Two days later the president said, "We have to protect our Asian Americans," echoing a tweet from earlier in the week in which he said the coronavirus was "NOT their fault in any way, shape, or form." At a White House briefing Thursday the president could not point to any specific measures he was taking to protect the Asian American community.

The FBI report made no reference to Trump or any other official.

The analysis noted there has already been a surge in reports of hate crimes and lists a series of incidents from Los Angeles to New York to Texas.

The document detailed a March 14 incident in Midland, Texas, in which "three Asian American family members, including a 2-year-old and 6-year-old, were stabbed … The suspect indicated that he stabbed the family because he thought the family was Chinese, and infecting people with the coronavirus."

FBI spokesperson Lauren Hagee said she could not comment on the document but stressed, "we do want to assure the public the FBI remains committed to ensuring national security and pursuing violations of federal law."

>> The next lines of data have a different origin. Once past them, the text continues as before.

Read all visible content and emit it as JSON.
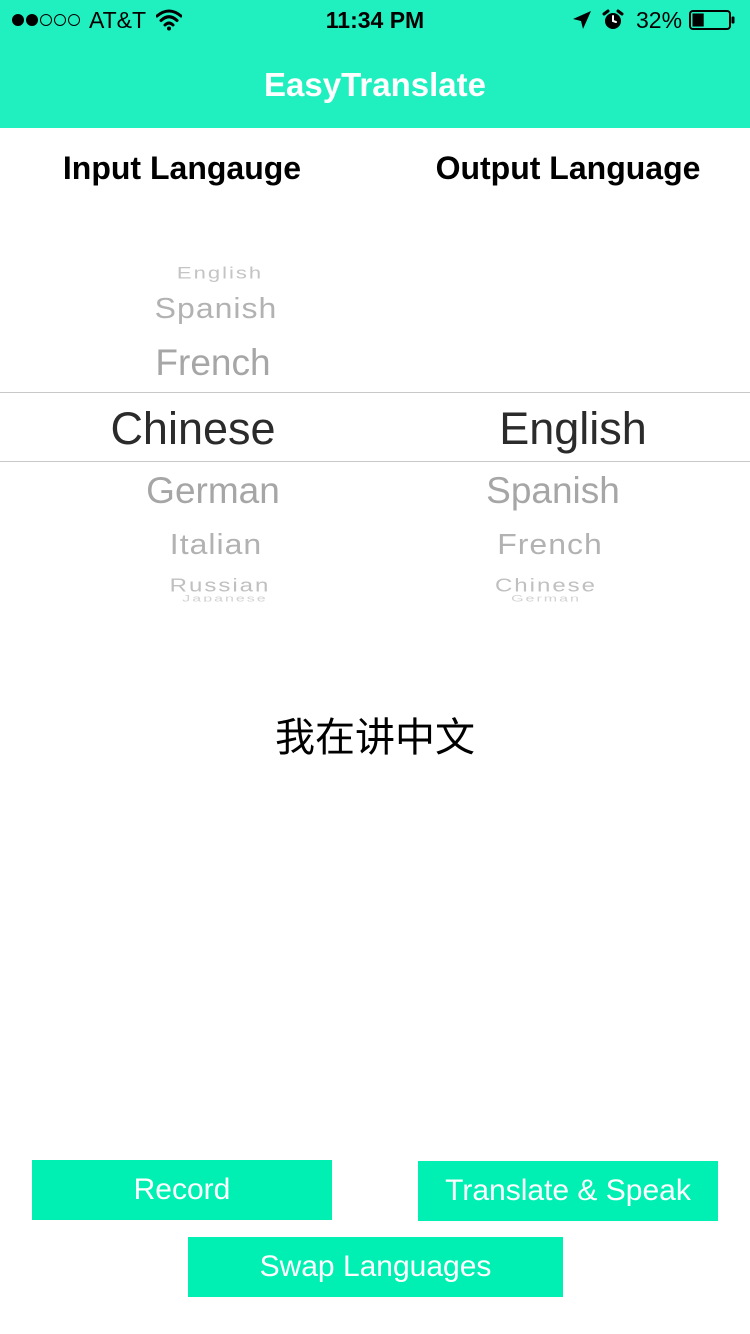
{
  "status_bar": {
    "carrier": "AT&T",
    "time": "11:34 PM",
    "battery_percent": "32%",
    "battery_level": 0.32,
    "signal_bars_filled": 2,
    "signal_bars_total": 5
  },
  "nav": {
    "title": "EasyTranslate"
  },
  "headers": {
    "input": "Input Langauge",
    "output": "Output Language"
  },
  "input_picker": {
    "above": [
      "English",
      "Spanish",
      "French"
    ],
    "selected": "Chinese",
    "below": [
      "German",
      "Italian",
      "Russian",
      "Japanese"
    ]
  },
  "output_picker": {
    "selected": "English",
    "below": [
      "Spanish",
      "French",
      "Chinese",
      "German"
    ]
  },
  "spoken_text": "我在讲中文",
  "buttons": {
    "record": "Record",
    "translate": "Translate & Speak",
    "swap": "Swap Languages"
  },
  "colors": {
    "accent": "#20f0c0",
    "button": "#00f0b4"
  }
}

Statistics show that the Asian population in the U.S. grew by 72% between 2000 and 2015, making it the fastest-growing ethnic group in the country, according to the Pew Research Center.

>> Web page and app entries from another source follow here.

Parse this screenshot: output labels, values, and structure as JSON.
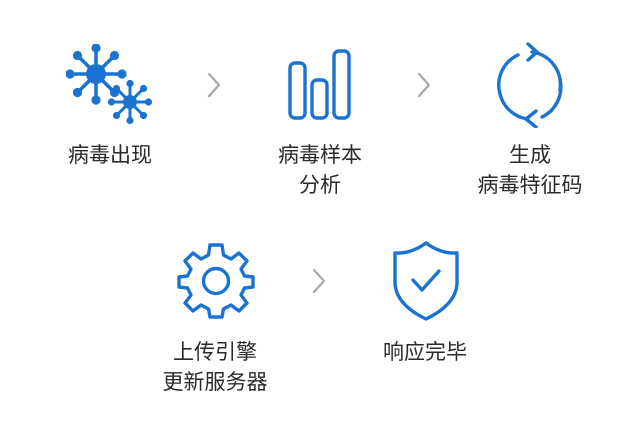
{
  "colors": {
    "icon_blue": "#1a73d0",
    "arrow_gray": "#a8a8a8",
    "text": "#2b2b2b",
    "background": "#ffffff"
  },
  "steps": [
    {
      "icon": "virus-icon",
      "line1": "病毒出现",
      "line2": ""
    },
    {
      "icon": "bar-chart-icon",
      "line1": "病毒样本",
      "line2": "分析"
    },
    {
      "icon": "refresh-cycle-icon",
      "line1": "生成",
      "line2": "病毒特征码"
    },
    {
      "icon": "gear-icon",
      "line1": "上传引擎",
      "line2": "更新服务器"
    },
    {
      "icon": "shield-check-icon",
      "line1": "响应完毕",
      "line2": ""
    }
  ]
}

What to know about coronavirus:

  • How it started and how to protect yourself: Coronavirus explained
  • What to do if you have symptoms: Coronavirus symptoms
  • Tracking the spread in the U.S. and worldwide: Coronavirus map
  • Gregg Orton, national director of the National Council of Asian Pacific Americans, told ABC News the intelligence document "is an indication of how serious the problem is. We need to stop dismissing this. It’s easy to dismiss racism when it doesn’t impact you."

    Orton said he and his colleagues expect a continue uptick in incidents and he stressed how the matter is not minor. "This is people’s safety and it’s affecting their lives," he said.

    "Maybe it is China’s fault or the [Chinese] government’s fault," Orton said of the spread of the virus throughout and then out of China. "There will be a time and place for that conversation. But right now we’re in the thick of this and we have to be mindful of the language we’re using."